Shoppers who are more negative towards unmanned stores value personal interaction with store associates more. They are apprehensive about technical problems, have questions about security and about privacy – with the presence of cameras – and also fear that technology will eventually lead to job loss.
Who are the main target groups for unmanned stores? In locations where there are sufficient alternatives (city centres, for example), unmanned stores will appeal mainly to younger consumers who are familiar with digital technology. But in other locations, everyone is a potential customer, especially after corona.
The question is which technology has the strongest assets. Amazon Go’s ‘just walk out’ approach is a very easy, seamless and tamper-proof solution but requires high investment costs and has observers questioning whether it can ever be profitable. Amazon can sell the technology to other players: in particular, Hudson, an American operator of airport stores, will use the solution in its convenience stores. From China, software company AiFi sells its camera technology to Ahold Delhaize and Wundermart, which is rolling out unmanned office stores, among others. In collaboration with Portuguese start-up Sensei, Continente opened the first automated convenience store on the European continent in Lisbon.
But there is no such thing as one perfect model: it’s about the right store concept in the right location. Nor is it a black and white story: there is a gradual transition from manned to unmanned. Rewe, for example, is testing a store in Cologne with autonomous Pick & Go technology, where customers who wish to do so can still shop in the traditional way. Some stores are temporarily unmanned – at night, for example – but manned during the day. Others are unmanned all the time. And one can also see a transition from vending machines over walk-in vending to fully-fledged unmanned stores.
Conclusions? The trend towards unmanned stores will continue in Europe, but the evolution will be gradual, the researchers believe. Retailers will gradually replace manned services with technology. Stores will be operated on a part-time basis without staff, or specific parts of the store will be unmanned. On the other hand, we see vending machines becoming larger and taking on the appearance of a fully-fledged store. Unmanned collection points for online orders are also appearing more frequently. In the course of this process of change, we should not see stores as manned or unmanned, but as more or less manned.
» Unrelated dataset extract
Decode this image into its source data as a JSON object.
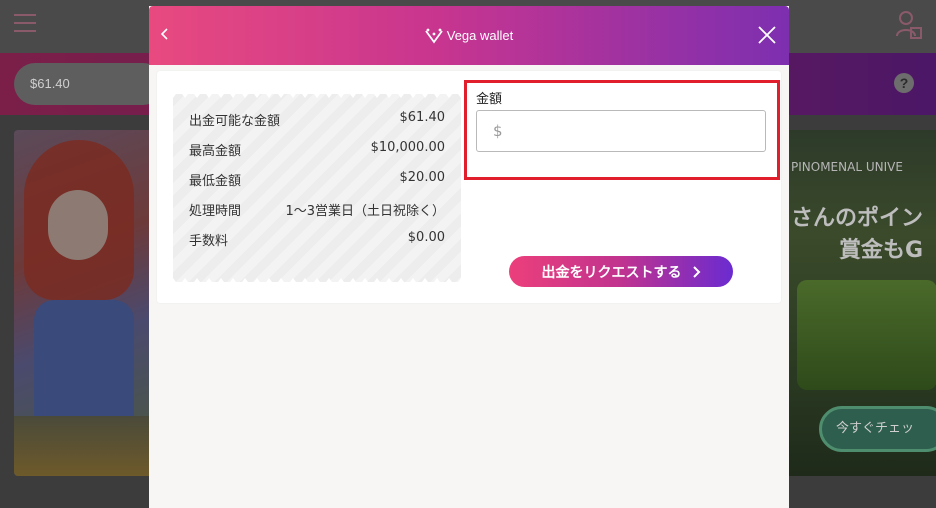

Currently, the sector is still in a phase of competing technologies. Amazon will try to sell its seamless ‘just walk out’ solution to other retailers. It is possible that this technology will become the industry standard.